First comes the trader, then the missionary, then the red soldier.
Cetshwayo: King of the Zulu, 1879

The “battle” of Rorke’s Drift ended on this day in 1879, the day after the defeat of a British Column at Isandlwana.  The latter was the worst defeat inflicted on a mondern army by a native tribe and was a terrible source of shame to the British Empire.  It is perhaps to redress this shame that 11 Victoria Crosses were handed out for the brave defenders of Rorke’s Drift where 150 British & Colonial troops of the Royal Engineers stood firm against about 3,500 Zulus returning home from Isandlwana.

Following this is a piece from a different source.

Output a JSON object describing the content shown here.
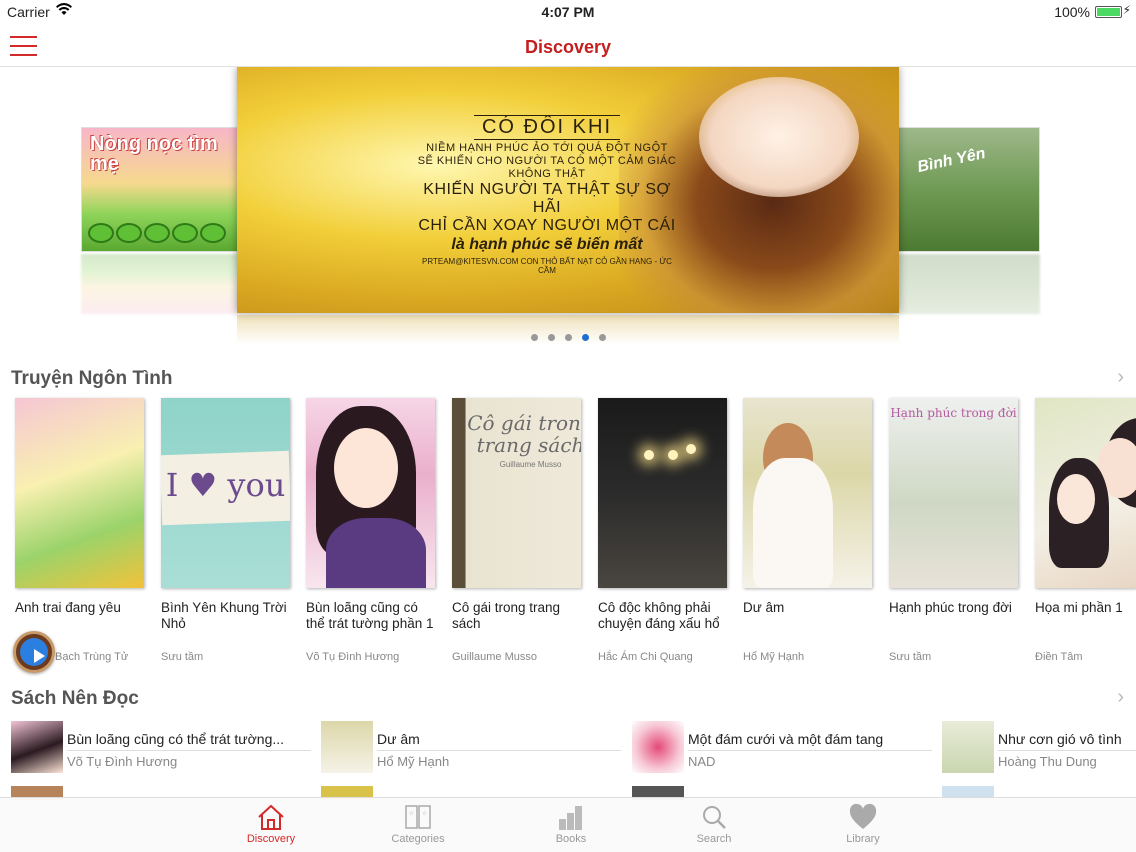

The Trader of the title was an Irishman.  James Rorke, who bought 1,000 acres on the Buffalo River in 1849.  A natural river ford sat on his land and the Boer call this a “Drift” hence Rorke’s Drift.

To the Zulu it was kwaJimu or “Jims place”.

For 26 years the Irishman operated a trading post at the ford.  He passed away in 1875 and there are mixed accounts about his death.  I have read that he drowned operating a ferry, that he shot himself and that he died of an illness.  For his wife it was an isolated and lonely existence.  After Jim passed away she sold the trading post to the Norwegian Missionary Society in 1878.

The Zulus liked the Irishman with his trade goods.  They did not like Otto Witt the missionary who wanted to sell them a heavenly eternity.  A year later they liked it even less when Lord Chelmsford used the drift as a forward supply point for his invasion of Zulu Natal.  The Red Soldier had arrived.

 

Night Thought; by Harry (Breaker) Morant

The world around is sleeping,
the stars are bright o’erhead,
the shades of myalls weeping
upon the sward are spread;
Among the gloomy pinetops
the fitful breezes blow,
and their murmurs seem the music
of a song of long ago;
Soft, passionate, and wailing
is the tender old refrain –
with a yearning unavailing –
“Will he no come back again?”

The camp-fire sparks are flying
up from the pine-log’s glow,
the wandering wind is sighing
that ballad sweet and low;
The drooping branches gleaming
in the firelight, sway and stir;
And the bushman’s brain is dreaming
of the song she sang, and her.
And the murmurs of the forest
ring home to heart and brain,
as in the pine is chorused
“Wi11 he no come back again?”